Outside shows a relationship. Furniture modifies the type of store that the speaker is referring to.

Now that you know a bit about connecting words, try to work them into your next writing assignment. You can then check your grammar and spelling with our helpful spell check tool! There's also a service that can help you create citations in APA format and other styles.

What is the Objective Case?

Nouns and pronouns have modified uses whenever they aren’t the subject of the sentence. Whenever a person, place, or thing is the direct or indirect object of the preposition, you modify each word using the objective case instead of the subjective case. This lets you tell whether a noun is a subject or an object.

When you are the subject of a sentence, you use the word I. However, when you’re referring to yourself and you’re not the subject, you use the word me. For instance:

  • I am going to the park today.

You are the person taking the action, or the subject of the sentence.

  • Are you going to the park with me?

You are not the main subject of the sentence, someone else is. Thus, you use don’t use the subjective version of the word.

When a boy or a girl are the subject of a sentence, you use the word he and she. To refer to a boy or girl when they aren’t the subject, you use the words him and her.

  • He is the lead actor in the upcoming school musical.

The word him doesn’t work in place of he, because he is the main subject.

  • She said that summertime is beautiful in the city.

Likewise, the word her wouldn’t work when she is the main subject.

  • She sat next to him.
  • He sat next to her.

She changes to her when a woman or girl isn’t spoken about subjectively. Note that not every word takes on a new form when it’s the object of the sentence. Pronouns such as you and it do not change. However, the pronoun who changes into whom, and whoever changes to whomever. These two words can be specifically tricky to learn.

Here are all the changes to pronouns that occur between the two forms:

Subjective Objective
I Me
You You
He Him
She Her
It It
We Us
They Them
Who Whom
Whoever Whomever

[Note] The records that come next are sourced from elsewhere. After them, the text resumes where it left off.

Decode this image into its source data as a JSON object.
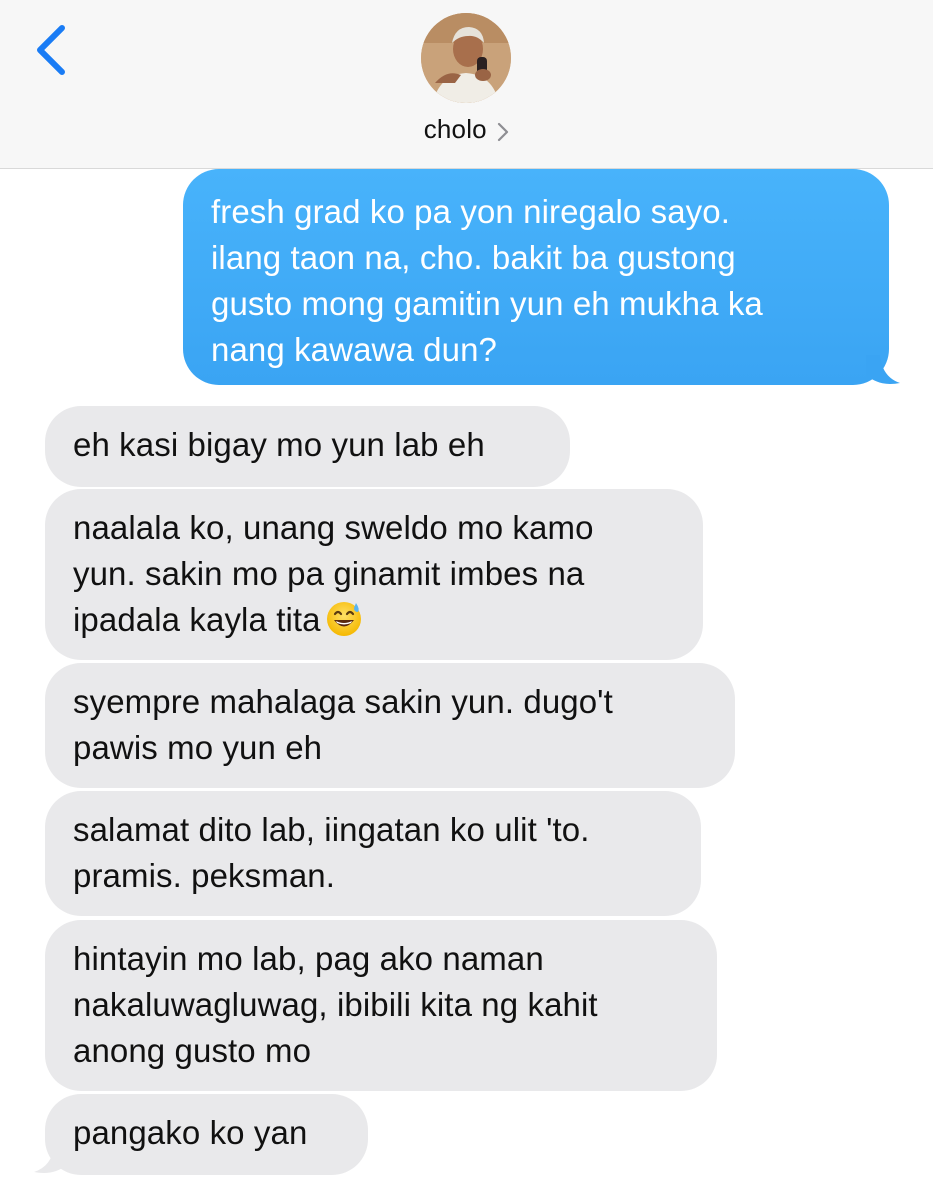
{
  "header": {
    "contact_name": "cholo",
    "back_icon": "chevron-left-icon",
    "avatar_icon": "contact-avatar"
  },
  "colors": {
    "accent": "#1a7cf5",
    "sent_bubble": "#3ea9f5",
    "received_bubble": "#e9e9eb",
    "header_bg": "#f7f7f7"
  },
  "messages": [
    {
      "from": "me",
      "lines": [
        "fresh grad ko pa yon niregalo sayo.",
        "ilang taon na, cho. bakit ba gustong",
        "gusto mong gamitin yun eh mukha ka",
        "nang kawawa dun?"
      ]
    },
    {
      "from": "cholo",
      "lines": [
        "eh kasi bigay mo yun lab eh"
      ]
    },
    {
      "from": "cholo",
      "lines": [
        "naalala ko, unang sweldo mo kamo",
        "yun. sakin mo pa ginamit imbes na",
        "ipadala kayla tita"
      ],
      "emoji": "grinning-sweat-emoji"
    },
    {
      "from": "cholo",
      "lines": [
        "syempre mahalaga sakin yun. dugo't",
        "pawis mo yun eh"
      ]
    },
    {
      "from": "cholo",
      "lines": [
        "salamat dito lab, iingatan ko ulit 'to.",
        "pramis. peksman."
      ]
    },
    {
      "from": "cholo",
      "lines": [
        "hintayin mo lab, pag ako naman",
        "nakaluwagluwag, ibibili kita ng kahit",
        "anong gusto mo"
      ]
    },
    {
      "from": "cholo",
      "lines": [
        "pangako ko yan"
      ]
    }
  ]
}
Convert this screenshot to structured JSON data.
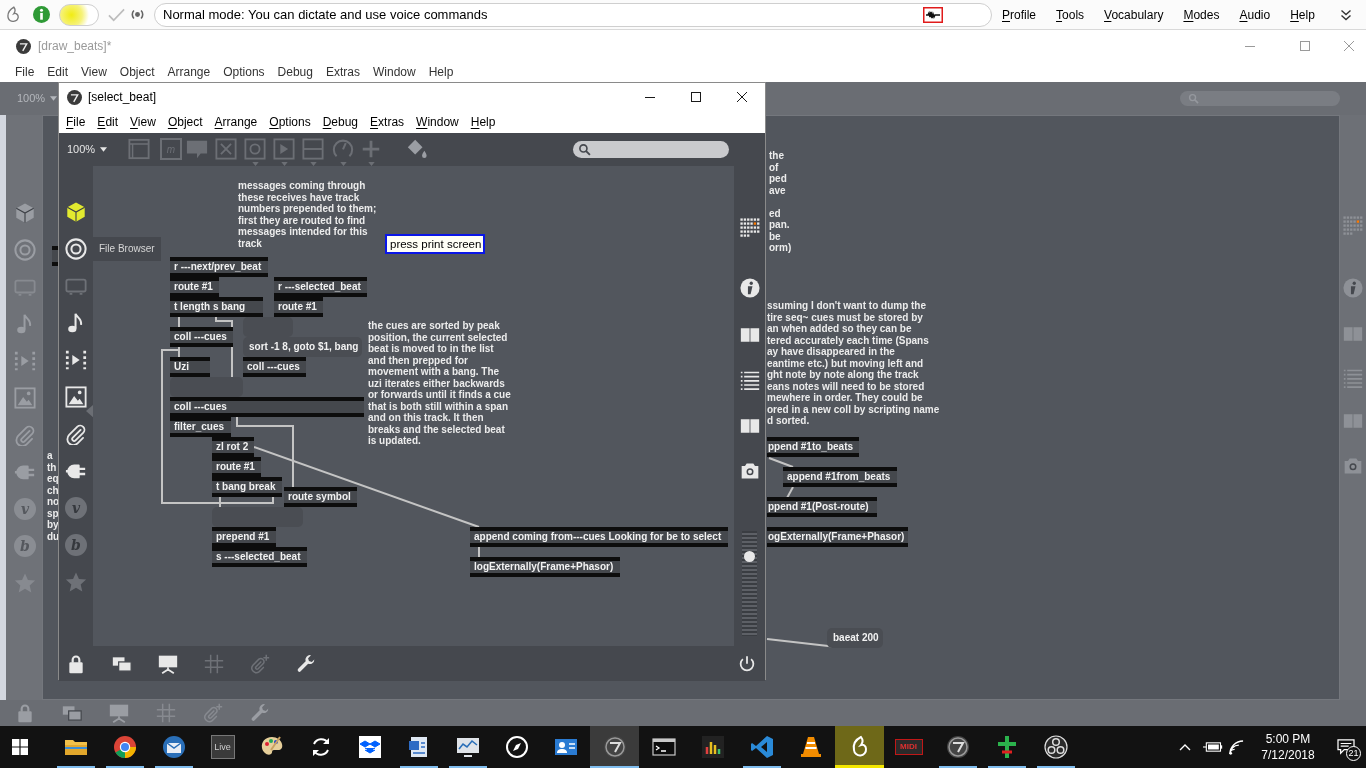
{
  "dictation_bar": {
    "microphone": {
      "on": true
    },
    "status": "Normal mode: You can dictate and use voice commands",
    "menu": [
      "Profile",
      "Tools",
      "Vocabulary",
      "Modes",
      "Audio",
      "Help"
    ]
  },
  "main_window": {
    "title": "[draw_beats]*",
    "focused": false,
    "menu": [
      "File",
      "Edit",
      "View",
      "Object",
      "Arrange",
      "Options",
      "Debug",
      "Extras",
      "Window",
      "Help"
    ],
    "zoom": "100%",
    "left_tools": [
      {
        "kind": "cube",
        "disabled": false
      },
      {
        "kind": "target",
        "disabled": false
      },
      {
        "kind": "monitor",
        "disabled": true
      },
      {
        "kind": "note",
        "disabled": false
      },
      {
        "kind": "sequence",
        "disabled": false
      },
      {
        "kind": "image",
        "disabled": false
      },
      {
        "kind": "clip",
        "disabled": false
      },
      {
        "kind": "plug",
        "disabled": false
      },
      {
        "kind": "letter",
        "label": "v",
        "disabled": true
      },
      {
        "kind": "letter",
        "label": "b",
        "disabled": true
      },
      {
        "kind": "star",
        "disabled": true
      }
    ],
    "right_tools": [
      {
        "kind": "grid"
      },
      {
        "kind": "info"
      },
      {
        "kind": "book"
      },
      {
        "kind": "list"
      },
      {
        "kind": "book"
      },
      {
        "kind": "camera"
      }
    ],
    "bottom_tools": [
      {
        "kind": "lock",
        "disabled": false
      },
      {
        "kind": "windows",
        "disabled": false
      },
      {
        "kind": "easel",
        "disabled": false
      },
      {
        "kind": "grid",
        "disabled": true
      },
      {
        "kind": "clipplus",
        "disabled": true
      },
      {
        "kind": "wrench",
        "disabled": false
      }
    ],
    "comments": [
      {
        "text": "the\nof\nped\nave\n\ned\npan.\nbe\norm)"
      },
      {
        "text": "ssuming I don't want to dump the\ntire seq~ cues must be stored by\nan when added so they can be\ntered accurately each time (Spans\nay have disappeared in the\neantime etc.) but moving left and\nght note by note along the track\neans notes will need to be stored\nmewhere in order. They could be\nored in a new coll by scripting name\nd sorted."
      },
      {
        "text": "a\nth\neq\nch\nno\nsp\nby\ndu"
      }
    ],
    "objects": [
      {
        "kind": "object",
        "text": "ppend #1to_beats"
      },
      {
        "kind": "object",
        "text": "append #1from_beats"
      },
      {
        "kind": "object",
        "text": "ppend #1(Post-route)"
      },
      {
        "kind": "object",
        "text": "ogExternally(Frame+Phasor)"
      },
      {
        "kind": "message",
        "text": "baeat 200"
      }
    ]
  },
  "patcher_window": {
    "title": "[select_beat]",
    "focused": true,
    "menu": [
      "File",
      "Edit",
      "View",
      "Object",
      "Arrange",
      "Options",
      "Debug",
      "Extras",
      "Window",
      "Help"
    ],
    "zoom": "100%",
    "toolbar": [
      {
        "kind": "presentation",
        "dropdown": false,
        "disabled": true
      },
      {
        "kind": "message",
        "label": "m",
        "dropdown": false,
        "disabled": true
      },
      {
        "kind": "comment",
        "dropdown": false,
        "disabled": true
      },
      {
        "kind": "button",
        "dropdown": false,
        "disabled": true
      },
      {
        "kind": "toggle",
        "dropdown": true,
        "disabled": true
      },
      {
        "kind": "play",
        "dropdown": true,
        "disabled": true
      },
      {
        "kind": "number",
        "dropdown": true,
        "disabled": true
      },
      {
        "kind": "dial",
        "dropdown": true,
        "disabled": true
      },
      {
        "kind": "plus",
        "dropdown": true,
        "disabled": true
      },
      {
        "kind": "bucket",
        "dropdown": false,
        "disabled": false
      }
    ],
    "left_tools": [
      {
        "kind": "cube",
        "disabled": false
      },
      {
        "kind": "target",
        "disabled": false
      },
      {
        "kind": "monitor",
        "disabled": true
      },
      {
        "kind": "note",
        "disabled": false
      },
      {
        "kind": "sequence",
        "disabled": false
      },
      {
        "kind": "image",
        "disabled": false
      },
      {
        "kind": "clip",
        "disabled": false
      },
      {
        "kind": "plug",
        "disabled": false
      },
      {
        "kind": "letter",
        "label": "v",
        "disabled": true
      },
      {
        "kind": "letter",
        "label": "b",
        "disabled": true
      },
      {
        "kind": "star",
        "disabled": true
      }
    ],
    "tooltip": "File Browser",
    "right_tools": [
      {
        "kind": "grid"
      },
      {
        "kind": "info"
      },
      {
        "kind": "book"
      },
      {
        "kind": "list"
      },
      {
        "kind": "book"
      },
      {
        "kind": "camera"
      }
    ],
    "volume": {
      "level": 0.76
    },
    "bottom_tools": [
      {
        "kind": "lock",
        "disabled": false
      },
      {
        "kind": "windows",
        "disabled": false
      },
      {
        "kind": "easel",
        "disabled": false
      },
      {
        "kind": "grid",
        "disabled": true
      },
      {
        "kind": "clipplus",
        "disabled": true
      },
      {
        "kind": "wrench",
        "disabled": false
      }
    ],
    "comments": [
      {
        "text": "messages coming through\nthese receives have track\nnumbers prepended to them;\nfirst they are routed to find\nmessages intended for this\ntrack"
      },
      {
        "text": "the cues are sorted by peak\nposition, the current selected\nbeat is moved to in the list\nand then prepped for\nmovement with a bang. The\nuzi iterates either backwards\nor forwards until it finds a cue\nthat is both still within a span\nand on this track. It then\nbreaks and the selected beat\nis updated."
      }
    ],
    "note": "press print screen",
    "objects": [
      {
        "kind": "object",
        "text": "r ---next/prev_beat"
      },
      {
        "kind": "object",
        "text": "route #1"
      },
      {
        "kind": "object",
        "text": "r ---selected_beat"
      },
      {
        "kind": "object",
        "text": "t length s bang"
      },
      {
        "kind": "object",
        "text": "route #1"
      },
      {
        "kind": "message"
      },
      {
        "kind": "object",
        "text": "coll ---cues"
      },
      {
        "kind": "message",
        "text": "sort -1 8, goto $1, bang"
      },
      {
        "kind": "object",
        "text": "Uzi"
      },
      {
        "kind": "object",
        "text": "coll ---cues"
      },
      {
        "kind": "message"
      },
      {
        "kind": "object",
        "text": "coll ---cues"
      },
      {
        "kind": "object",
        "text": "filter_cues"
      },
      {
        "kind": "object",
        "text": "zl rot 2"
      },
      {
        "kind": "object",
        "text": "route #1"
      },
      {
        "kind": "object",
        "text": "t bang break"
      },
      {
        "kind": "object",
        "text": "route symbol"
      },
      {
        "kind": "message"
      },
      {
        "kind": "object",
        "text": "prepend #1"
      },
      {
        "kind": "object",
        "text": "s ---selected_beat"
      },
      {
        "kind": "object",
        "text": "append coming from---cues Looking for be to select"
      },
      {
        "kind": "object",
        "text": "logExternally(Frame+Phasor)"
      }
    ]
  },
  "taskbar": {
    "apps": [
      {
        "kind": "explorer",
        "running": true,
        "active": false,
        "flashing": false
      },
      {
        "kind": "chrome",
        "running": true,
        "active": false,
        "flashing": false
      },
      {
        "kind": "thunderbird",
        "running": true,
        "active": false,
        "flashing": false
      },
      {
        "kind": "live",
        "label": "Live",
        "running": false,
        "active": false,
        "flashing": false
      },
      {
        "kind": "palette",
        "running": false,
        "active": false,
        "flashing": false
      },
      {
        "kind": "sync",
        "running": false,
        "active": false,
        "flashing": false
      },
      {
        "kind": "dropbox",
        "running": false,
        "active": false,
        "flashing": false
      },
      {
        "kind": "document",
        "running": true,
        "active": false,
        "flashing": false
      },
      {
        "kind": "monitor",
        "running": true,
        "active": false,
        "flashing": false
      },
      {
        "kind": "compass",
        "running": false,
        "active": false,
        "flashing": false
      },
      {
        "kind": "card",
        "running": false,
        "active": false,
        "flashing": false
      },
      {
        "kind": "max",
        "running": true,
        "active": true,
        "flashing": false
      },
      {
        "kind": "terminal",
        "running": false,
        "active": false,
        "flashing": false
      },
      {
        "kind": "bars",
        "running": false,
        "active": false,
        "flashing": false
      },
      {
        "kind": "vscode",
        "running": true,
        "active": false,
        "flashing": false
      },
      {
        "kind": "cone",
        "running": false,
        "active": false,
        "flashing": false
      },
      {
        "kind": "flame",
        "running": true,
        "active": false,
        "flashing": true
      },
      {
        "kind": "midi",
        "label": "MIDI",
        "running": false,
        "active": false,
        "flashing": false
      },
      {
        "kind": "max",
        "running": true,
        "active": false,
        "flashing": false
      },
      {
        "kind": "cross",
        "running": true,
        "active": false,
        "flashing": false
      },
      {
        "kind": "obs",
        "running": true,
        "active": false,
        "flashing": false
      }
    ],
    "time": "5:00 PM",
    "date": "7/12/2018",
    "notifications": "21"
  }
}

Object of a Preposition Common Pairing Mistakes

Pairs of words like he and him and she and her are fairly easy to use correctly. However, many people have trouble with certain combinations such as who and whom as well as me and I. Here are some object of the preposition examples that show these simple rules in action.

Who or Whom?

You use who when talking about the subject of sentence and whom when talking about the object or person that received the action. You’ll often find whom next to a preposition (such as with whom or to whom).

  • Who ate the rest of the popcorn?
  • To whom did Collin pass the popcorn?

Me or I?

I changes to me when it’s the object of the sentence.

  • You and I always have a lot of fun together.
  • Between you and me, I’m not sure he’s telling the truth.

Using the right form of the pronoun, whether objective or subjective, becomes easy when you understand the rules. With a little practice, you’ll never confuse the two again!